And with new investments expected from agreements signed at last month’s Belt and Road Forum, China could soon be the archipelago’s largest investor.

This comes as no surprise, given the increasing convergence of interests between both economies.

Incumbent president Joko Widodo, popularly known as Jokowi, has shown his commitment to further develop the country’s infrastructure and attain growth of 7.3 percent.

Jokowi has prioritised the development of eastern Indonesia, which currently has poor infrastructure.

But the country’s US$353 billion budget for the 2019-2020 financial year is far from enough to bridge the infrastructure gap so that development is distributed equally across the archipelago of 17,000 islands.

This is where China can play a role. One of China’s approaches to foreign policy has been to offer loans and investments to developing countries seeking to improve its crumbling infrastructure.

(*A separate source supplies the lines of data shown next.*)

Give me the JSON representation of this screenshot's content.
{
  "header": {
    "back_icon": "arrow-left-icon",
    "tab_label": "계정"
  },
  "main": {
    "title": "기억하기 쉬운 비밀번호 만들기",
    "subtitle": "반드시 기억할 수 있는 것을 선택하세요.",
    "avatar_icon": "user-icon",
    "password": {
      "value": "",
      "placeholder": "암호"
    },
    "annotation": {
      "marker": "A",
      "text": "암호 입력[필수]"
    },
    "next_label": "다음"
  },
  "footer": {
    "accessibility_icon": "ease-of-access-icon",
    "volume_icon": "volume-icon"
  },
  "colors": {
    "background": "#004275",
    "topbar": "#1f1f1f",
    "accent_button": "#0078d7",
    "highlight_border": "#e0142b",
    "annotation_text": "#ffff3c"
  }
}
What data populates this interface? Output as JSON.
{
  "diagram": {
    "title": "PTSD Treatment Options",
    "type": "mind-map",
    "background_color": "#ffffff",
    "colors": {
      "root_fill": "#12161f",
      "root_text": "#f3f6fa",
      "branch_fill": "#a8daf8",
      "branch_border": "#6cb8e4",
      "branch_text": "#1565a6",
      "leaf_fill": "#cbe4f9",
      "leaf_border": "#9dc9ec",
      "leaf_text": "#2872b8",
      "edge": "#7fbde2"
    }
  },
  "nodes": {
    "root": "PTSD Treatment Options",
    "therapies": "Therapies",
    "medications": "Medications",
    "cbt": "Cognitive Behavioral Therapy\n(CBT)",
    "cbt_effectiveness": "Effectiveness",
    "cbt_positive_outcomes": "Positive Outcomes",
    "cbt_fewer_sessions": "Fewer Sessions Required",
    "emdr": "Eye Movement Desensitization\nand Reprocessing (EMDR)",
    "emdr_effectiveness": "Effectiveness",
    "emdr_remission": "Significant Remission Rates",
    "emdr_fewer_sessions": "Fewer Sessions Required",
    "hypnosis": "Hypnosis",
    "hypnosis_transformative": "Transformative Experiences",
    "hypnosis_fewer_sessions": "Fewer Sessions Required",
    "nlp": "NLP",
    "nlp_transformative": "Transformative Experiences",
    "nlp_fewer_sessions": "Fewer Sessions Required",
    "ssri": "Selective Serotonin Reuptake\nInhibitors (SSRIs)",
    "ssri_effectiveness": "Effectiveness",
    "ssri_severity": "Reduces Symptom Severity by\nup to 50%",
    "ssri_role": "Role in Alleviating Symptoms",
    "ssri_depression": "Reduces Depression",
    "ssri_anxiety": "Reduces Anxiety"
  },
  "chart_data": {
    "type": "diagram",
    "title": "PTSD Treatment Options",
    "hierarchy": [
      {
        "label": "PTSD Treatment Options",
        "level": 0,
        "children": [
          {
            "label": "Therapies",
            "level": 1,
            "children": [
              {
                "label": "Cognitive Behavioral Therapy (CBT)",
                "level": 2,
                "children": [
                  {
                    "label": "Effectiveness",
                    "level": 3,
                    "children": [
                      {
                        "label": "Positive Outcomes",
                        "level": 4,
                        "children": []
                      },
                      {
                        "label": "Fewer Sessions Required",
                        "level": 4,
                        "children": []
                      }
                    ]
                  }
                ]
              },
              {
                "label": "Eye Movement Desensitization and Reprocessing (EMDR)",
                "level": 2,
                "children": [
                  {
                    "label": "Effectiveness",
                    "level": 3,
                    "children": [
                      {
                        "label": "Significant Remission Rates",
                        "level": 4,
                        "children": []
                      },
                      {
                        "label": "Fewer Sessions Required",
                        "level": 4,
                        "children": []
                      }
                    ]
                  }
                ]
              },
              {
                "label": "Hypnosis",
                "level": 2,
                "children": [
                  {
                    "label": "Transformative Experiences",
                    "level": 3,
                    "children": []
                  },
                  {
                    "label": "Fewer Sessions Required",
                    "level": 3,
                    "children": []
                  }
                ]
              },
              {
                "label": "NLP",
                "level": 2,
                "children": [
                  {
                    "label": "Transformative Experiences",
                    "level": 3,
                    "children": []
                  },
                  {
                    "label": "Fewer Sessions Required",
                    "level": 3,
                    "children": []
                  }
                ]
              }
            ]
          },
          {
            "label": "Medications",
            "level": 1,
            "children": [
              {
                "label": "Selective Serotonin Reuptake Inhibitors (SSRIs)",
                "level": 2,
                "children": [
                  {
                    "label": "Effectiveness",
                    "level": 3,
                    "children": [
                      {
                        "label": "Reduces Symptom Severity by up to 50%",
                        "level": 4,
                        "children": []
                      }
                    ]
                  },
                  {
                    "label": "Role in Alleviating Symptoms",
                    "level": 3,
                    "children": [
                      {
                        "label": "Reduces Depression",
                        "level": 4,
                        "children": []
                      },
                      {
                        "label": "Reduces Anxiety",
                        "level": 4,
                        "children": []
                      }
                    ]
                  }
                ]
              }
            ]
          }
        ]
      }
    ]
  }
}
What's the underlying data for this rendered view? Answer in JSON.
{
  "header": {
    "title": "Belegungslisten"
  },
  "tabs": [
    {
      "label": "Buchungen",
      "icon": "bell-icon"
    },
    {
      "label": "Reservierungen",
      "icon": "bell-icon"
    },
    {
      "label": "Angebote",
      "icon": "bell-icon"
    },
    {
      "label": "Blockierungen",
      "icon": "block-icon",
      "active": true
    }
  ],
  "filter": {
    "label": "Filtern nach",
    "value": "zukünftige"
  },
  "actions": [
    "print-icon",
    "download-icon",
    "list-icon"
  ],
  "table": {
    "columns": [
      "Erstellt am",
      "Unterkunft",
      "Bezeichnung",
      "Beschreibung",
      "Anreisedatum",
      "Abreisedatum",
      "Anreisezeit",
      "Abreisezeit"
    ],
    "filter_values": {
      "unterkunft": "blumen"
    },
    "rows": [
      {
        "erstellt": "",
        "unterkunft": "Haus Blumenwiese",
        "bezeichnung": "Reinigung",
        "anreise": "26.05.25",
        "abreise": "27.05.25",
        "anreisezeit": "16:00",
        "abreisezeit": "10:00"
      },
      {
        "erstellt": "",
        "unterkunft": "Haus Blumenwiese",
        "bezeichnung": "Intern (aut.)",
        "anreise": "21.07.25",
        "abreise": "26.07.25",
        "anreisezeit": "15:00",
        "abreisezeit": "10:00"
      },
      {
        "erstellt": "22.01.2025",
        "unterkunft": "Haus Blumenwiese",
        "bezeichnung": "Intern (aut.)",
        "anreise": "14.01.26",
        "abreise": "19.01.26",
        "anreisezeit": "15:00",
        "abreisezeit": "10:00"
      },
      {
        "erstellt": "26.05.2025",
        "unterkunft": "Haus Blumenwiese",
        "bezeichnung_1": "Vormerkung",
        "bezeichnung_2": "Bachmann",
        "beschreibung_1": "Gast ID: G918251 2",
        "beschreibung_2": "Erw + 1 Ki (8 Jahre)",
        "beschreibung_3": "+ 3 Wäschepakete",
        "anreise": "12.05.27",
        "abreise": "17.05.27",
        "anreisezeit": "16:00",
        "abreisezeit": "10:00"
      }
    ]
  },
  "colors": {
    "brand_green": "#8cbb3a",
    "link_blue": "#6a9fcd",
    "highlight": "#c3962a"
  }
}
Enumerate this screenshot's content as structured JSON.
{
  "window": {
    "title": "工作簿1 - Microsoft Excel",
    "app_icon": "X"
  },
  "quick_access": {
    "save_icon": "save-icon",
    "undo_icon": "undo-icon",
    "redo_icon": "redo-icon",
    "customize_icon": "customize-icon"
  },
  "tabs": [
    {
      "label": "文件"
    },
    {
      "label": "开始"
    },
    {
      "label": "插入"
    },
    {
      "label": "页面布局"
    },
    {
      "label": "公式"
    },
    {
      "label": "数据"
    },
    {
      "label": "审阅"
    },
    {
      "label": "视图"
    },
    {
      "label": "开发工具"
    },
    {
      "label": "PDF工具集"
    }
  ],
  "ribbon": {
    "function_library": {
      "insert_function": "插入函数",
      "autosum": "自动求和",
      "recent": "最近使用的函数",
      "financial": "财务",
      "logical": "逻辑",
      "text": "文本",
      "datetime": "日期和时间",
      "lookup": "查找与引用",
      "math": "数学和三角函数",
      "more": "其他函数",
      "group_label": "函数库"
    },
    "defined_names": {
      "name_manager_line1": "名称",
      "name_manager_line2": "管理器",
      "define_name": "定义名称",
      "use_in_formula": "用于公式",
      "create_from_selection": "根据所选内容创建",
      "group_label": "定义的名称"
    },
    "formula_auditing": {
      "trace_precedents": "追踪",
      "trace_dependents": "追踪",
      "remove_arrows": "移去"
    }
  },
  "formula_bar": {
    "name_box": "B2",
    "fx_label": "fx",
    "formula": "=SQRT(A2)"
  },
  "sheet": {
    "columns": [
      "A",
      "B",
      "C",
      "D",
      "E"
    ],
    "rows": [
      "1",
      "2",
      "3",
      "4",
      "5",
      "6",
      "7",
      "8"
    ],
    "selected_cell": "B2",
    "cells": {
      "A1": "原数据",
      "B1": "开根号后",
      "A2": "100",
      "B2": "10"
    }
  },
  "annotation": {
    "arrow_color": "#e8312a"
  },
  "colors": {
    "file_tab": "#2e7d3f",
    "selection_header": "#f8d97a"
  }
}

This is a way for China to solve its overaccumulation of manufacturing capital in areas such as steel and asphalt, which need profitable outlets.

The Belt and Road Initiative is expected to help channel this excess abroad.

But China’s interest in Indonesia goes beyond Jokowi’s infrastructure policy intersecting with its belt and road objectives.

The West has taken a tougher stance on China by reinforcing barriers to entry for Chinese businesses.

Last year, Chinese investments in the United States and Canada were all but wiped out, nosediving 92 percent from the previous year to US$2 billion, likely a result of the US-China trade war and a diplomatic spat over Huawei.

Bilateral ties between Canada and China turned cold in December when Vancouver police arrested Huawei’s chief financial officer Sabrina Meng Wanzhou on a US warrant.

Since then, China has arrested two Canadians and halted canola imports from two Canadian companies, with pork imports from two producers also banned.

The same is happening in Australia, with Chinese investment going down to US$8.2 billion last year compared to US$13 billion in 2017.

Mining led the downside with a 90 percent slump in investment to US$464 million.

Analysts have pointed to the changing nature of investment flows, with KPMG Australia’s head of Asian and international markets, Doug Ferguson, saying:

“Chinese investment is definitely now flowing globally to Central Asia and Eastern Europe in accordance with the belt and road initiative.”

In diverting funds from the West, China has expended more effort to gain market share in other countries, especially those in regions that the belt and road plan covers.

Being the largest economy in Southeast Asia with a strategic location, Indonesia has become a priority in Chinese President Xi Jinping’s ambitious effort to revive the traditional Silk Road.

So while Indonesia may need Chinese investments to improve its economy, China needs Indonesia to reach its economic goals overseas.

And Indonesia is a good place to do business. Research by global consulting firm PwC, published in February last year, predicts it will become the fourth-largest economy in the world by 2050, behind China, India and the US.

The country’s middle class is growing and is expected to eventually make up 22 percent of the population from 45 million in 2010 to 60 million this year and an estimated 85 million by 2020.

Consumers are more affluent and the large pool of millennials more than half of the country’s population of 265 million is estimated to be under the age of 40 makes Indonesia an attractive target market for Chinese companies selling consumer goods and services.

Consumption is surging too, with consumer spending in the first quarter of 2019 reaching an all-time high of 1.44 quadrillion rupiah (US$98 billion).

Looking forward, the number is projected to trend towards US$116 billion by 2020.

China has already recognised this it supplied Indonesia with US$45.24 billion worth of goods last year, making up more than one-quarter of the country’s total imports.

Looking at these factors, it is not surprising that China sees Indonesia as an attractive country in which to implement its belt and road plans.

Even in the midst of domestic opposition to “foreign domination”, it is likely to continue trying to realise its interests in the country.

It knows all too well that its planned belt and road maritime route from China to Europe is not possible without Jakarta.

Editor’s note: The article reflects the author’s opinion only, and not necessarily the views of editorial opinion of Belt & Road News.